Wildflower Wednesday: Serviceberries

When thinking about "wildflowers", we should not forget the trees and shrubs.  They often offer not only flowers, but food and shelter for insects and birds alike and interest across many seasons.

In my garden, I've planted several serviceberries, Amelanchier sp., which are members of the Roseceae family.

The white blooms in early spring are not as showy as those of their relative the apple tree, but are pretty and delicate.  Plus they don't stink like the blooms on those ghastly Callery pear trees that everyone insists on planting.

By late spring the serviceberries are covered with fruit.

These tiny red "berries" are edible but it would take a lot of them to make any sort of substantial dessert or jelly.  I leave them for the birds to enjoy.  And they enjoy them quickly. As soon as the fruit ripens, birds swoop in and gobble them up.

Throughout the summer, the foliage remains "clean and green", turning a lovely maroon color in the fall.
When a plant can provide three seasons of interest and attract and feed birds, what's not to like?

Well, you might not like that serviceberries are often grown as multi-trunk trees. If you choose to plant one with a single trunk,  be prepared to cut off suckers as they form around the base of the trunk and don't expect it to tower like an oak tree.  You also might not like that if you plant a serviceberry near a sidewalk or driveway, some of the fruit may drop to the ground and make a little bit of a mess.  But neither is that big of a problem. Don't let them stop you from planting this in your garden.  The birds will thank you for doing so.

My name is Carol and I endorse serviceberries for Wildflower Wednesday, hosted by Gail at Clay and Limestone on the fourth Wednesday of the month.



11 comments:

Lea said...

Interesting, informative, beautiful!
Have a wonderful day!
Lea
Lea's Menagerie

Deanne Fortnam said...

They are so lovely. I need to make room in my garden for one of these beauties.

Gail said...

I love this tree and soon it will be a brilliant mix of oranges next to the purple chairs in my garden! I've never gotten to taste the berries, but, I agree completely with leaving them for the birds.

Karin / Southern Meadows said...

I put one of these in my garden this year. I will have to wait until spring to see the wonderful blooms and looking forward to its fall color!

Heidi/WoodlandGarden said...
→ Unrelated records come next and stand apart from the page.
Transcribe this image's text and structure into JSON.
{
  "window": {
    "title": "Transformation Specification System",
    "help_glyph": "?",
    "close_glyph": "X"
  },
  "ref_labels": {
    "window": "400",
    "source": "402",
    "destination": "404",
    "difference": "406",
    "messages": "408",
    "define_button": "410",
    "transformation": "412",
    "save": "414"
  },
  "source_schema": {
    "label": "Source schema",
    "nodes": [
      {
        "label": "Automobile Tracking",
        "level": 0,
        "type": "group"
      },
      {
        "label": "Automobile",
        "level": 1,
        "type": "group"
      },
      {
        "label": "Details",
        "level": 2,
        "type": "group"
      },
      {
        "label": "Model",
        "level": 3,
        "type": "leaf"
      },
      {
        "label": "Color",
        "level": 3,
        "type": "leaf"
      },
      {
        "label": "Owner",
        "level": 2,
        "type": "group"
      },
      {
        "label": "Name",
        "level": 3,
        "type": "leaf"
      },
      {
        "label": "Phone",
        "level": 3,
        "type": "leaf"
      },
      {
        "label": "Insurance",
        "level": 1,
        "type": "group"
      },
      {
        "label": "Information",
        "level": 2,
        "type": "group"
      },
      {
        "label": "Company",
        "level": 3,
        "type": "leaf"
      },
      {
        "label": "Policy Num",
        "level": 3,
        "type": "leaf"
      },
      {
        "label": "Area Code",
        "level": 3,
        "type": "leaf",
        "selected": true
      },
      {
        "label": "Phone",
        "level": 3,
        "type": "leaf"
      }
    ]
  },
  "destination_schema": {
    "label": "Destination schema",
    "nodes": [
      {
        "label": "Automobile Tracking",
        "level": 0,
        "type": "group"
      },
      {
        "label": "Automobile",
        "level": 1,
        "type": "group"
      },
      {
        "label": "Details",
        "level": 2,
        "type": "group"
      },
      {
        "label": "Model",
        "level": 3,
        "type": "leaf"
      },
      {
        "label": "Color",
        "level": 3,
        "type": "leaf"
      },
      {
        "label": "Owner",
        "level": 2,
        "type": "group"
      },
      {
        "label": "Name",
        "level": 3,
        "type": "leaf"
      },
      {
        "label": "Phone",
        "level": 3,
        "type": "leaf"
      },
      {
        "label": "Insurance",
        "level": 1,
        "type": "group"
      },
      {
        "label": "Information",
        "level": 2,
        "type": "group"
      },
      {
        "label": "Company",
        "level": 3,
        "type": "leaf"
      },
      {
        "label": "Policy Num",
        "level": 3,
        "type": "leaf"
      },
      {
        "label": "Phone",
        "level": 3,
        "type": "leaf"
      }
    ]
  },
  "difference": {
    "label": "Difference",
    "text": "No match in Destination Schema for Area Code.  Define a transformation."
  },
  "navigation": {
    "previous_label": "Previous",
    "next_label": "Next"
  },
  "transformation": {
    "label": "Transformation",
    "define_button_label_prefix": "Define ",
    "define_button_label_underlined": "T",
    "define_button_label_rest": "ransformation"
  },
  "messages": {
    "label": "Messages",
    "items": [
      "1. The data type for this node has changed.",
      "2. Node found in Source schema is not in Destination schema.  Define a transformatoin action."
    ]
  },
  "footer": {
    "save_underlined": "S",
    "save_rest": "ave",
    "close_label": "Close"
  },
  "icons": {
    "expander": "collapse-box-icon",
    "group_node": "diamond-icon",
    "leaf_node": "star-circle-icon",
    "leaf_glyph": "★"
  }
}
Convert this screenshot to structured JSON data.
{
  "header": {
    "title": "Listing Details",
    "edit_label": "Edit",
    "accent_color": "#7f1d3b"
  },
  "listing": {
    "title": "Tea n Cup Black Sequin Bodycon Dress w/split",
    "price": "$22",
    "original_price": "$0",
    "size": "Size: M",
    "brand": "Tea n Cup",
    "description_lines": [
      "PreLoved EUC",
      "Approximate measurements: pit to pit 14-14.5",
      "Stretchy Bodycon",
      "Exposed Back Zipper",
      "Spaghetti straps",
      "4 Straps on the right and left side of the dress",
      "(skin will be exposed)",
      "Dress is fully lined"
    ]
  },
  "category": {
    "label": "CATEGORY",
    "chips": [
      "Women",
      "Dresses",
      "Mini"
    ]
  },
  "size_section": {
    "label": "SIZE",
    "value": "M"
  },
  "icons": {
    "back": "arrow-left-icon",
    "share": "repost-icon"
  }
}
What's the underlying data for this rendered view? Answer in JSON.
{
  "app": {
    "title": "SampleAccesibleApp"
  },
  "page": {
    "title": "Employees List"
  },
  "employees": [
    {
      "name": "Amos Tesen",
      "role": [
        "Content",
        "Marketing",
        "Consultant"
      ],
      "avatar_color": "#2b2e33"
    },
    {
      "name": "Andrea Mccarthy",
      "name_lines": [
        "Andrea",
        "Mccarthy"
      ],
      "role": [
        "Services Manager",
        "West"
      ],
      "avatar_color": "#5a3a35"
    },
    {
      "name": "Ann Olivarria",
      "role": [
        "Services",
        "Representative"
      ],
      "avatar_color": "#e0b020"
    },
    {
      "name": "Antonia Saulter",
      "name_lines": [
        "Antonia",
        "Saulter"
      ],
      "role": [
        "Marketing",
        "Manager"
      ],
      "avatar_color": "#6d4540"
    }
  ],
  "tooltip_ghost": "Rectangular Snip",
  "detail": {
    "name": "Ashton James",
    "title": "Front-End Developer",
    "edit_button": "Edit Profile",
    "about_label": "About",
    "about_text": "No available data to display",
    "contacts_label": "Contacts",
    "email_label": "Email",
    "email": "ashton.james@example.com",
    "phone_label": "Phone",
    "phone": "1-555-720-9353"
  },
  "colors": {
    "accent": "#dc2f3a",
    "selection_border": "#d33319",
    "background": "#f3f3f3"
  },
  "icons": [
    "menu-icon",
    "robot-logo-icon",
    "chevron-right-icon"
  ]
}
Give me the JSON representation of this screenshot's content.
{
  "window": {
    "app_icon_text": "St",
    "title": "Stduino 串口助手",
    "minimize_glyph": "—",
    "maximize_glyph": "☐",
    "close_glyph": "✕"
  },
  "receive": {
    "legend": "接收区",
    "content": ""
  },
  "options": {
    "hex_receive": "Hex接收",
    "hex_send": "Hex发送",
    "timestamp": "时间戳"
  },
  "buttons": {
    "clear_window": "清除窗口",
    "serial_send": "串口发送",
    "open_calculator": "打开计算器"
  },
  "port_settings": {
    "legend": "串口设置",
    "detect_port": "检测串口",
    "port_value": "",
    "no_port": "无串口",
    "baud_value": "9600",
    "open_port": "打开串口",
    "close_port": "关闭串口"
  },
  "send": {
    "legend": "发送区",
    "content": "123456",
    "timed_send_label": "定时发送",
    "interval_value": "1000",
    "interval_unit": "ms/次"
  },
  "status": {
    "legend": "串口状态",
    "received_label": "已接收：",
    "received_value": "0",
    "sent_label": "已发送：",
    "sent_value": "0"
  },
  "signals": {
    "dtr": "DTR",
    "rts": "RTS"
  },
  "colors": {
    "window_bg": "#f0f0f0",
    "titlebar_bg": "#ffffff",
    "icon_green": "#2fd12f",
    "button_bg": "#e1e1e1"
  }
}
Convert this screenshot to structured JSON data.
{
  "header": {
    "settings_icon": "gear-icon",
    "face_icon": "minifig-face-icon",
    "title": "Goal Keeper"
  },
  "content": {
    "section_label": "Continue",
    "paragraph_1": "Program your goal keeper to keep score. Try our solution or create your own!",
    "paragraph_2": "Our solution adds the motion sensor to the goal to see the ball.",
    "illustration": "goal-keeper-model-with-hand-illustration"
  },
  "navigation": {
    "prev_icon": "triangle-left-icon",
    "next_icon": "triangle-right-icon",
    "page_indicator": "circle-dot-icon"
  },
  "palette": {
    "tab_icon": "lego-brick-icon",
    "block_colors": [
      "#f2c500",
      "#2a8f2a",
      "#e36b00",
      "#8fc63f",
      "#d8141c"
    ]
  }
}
I don't think our woods has any serviceberries, but a tree or 2 is on my "Wanted Plants" list. I have just the spot, too, where I can enjoy watching the birds enjoy the berries. :-)

Fairegarden said...

Thanks for this endorsement, Carol. I do not grow serviceberry, but might need to consider it.

Jason said...

I have several serviceberries but they are all the cultivar 'autumn brilliance'. i would like to plant more species. 'Autumn Brilliance' is very nice, excellent fall color as the name suggests, but I have found it to have powdery mildew at times.

Pat @ Woodlouse House said...

A lovely tree - good to look at and great for the birds. Good post.

Helen said...

And to add to their positive attributes, as understory trees, serviceberries will grow in shade and aren't terribly fussy about culture. They take their name seriously!

Karen said...

Serviceberries are very yummy. I bought some jam earlier this year from Canada, where serviceberries are grown commercially. The jam didn't last very long. Of course, it was from cultivars specifically bred for fruit, not the wild variety.

Andrea said...

It's not only the flowers and berries that are beautiful, the leaves as well. How do you call the wild plums, are they serviceberries too?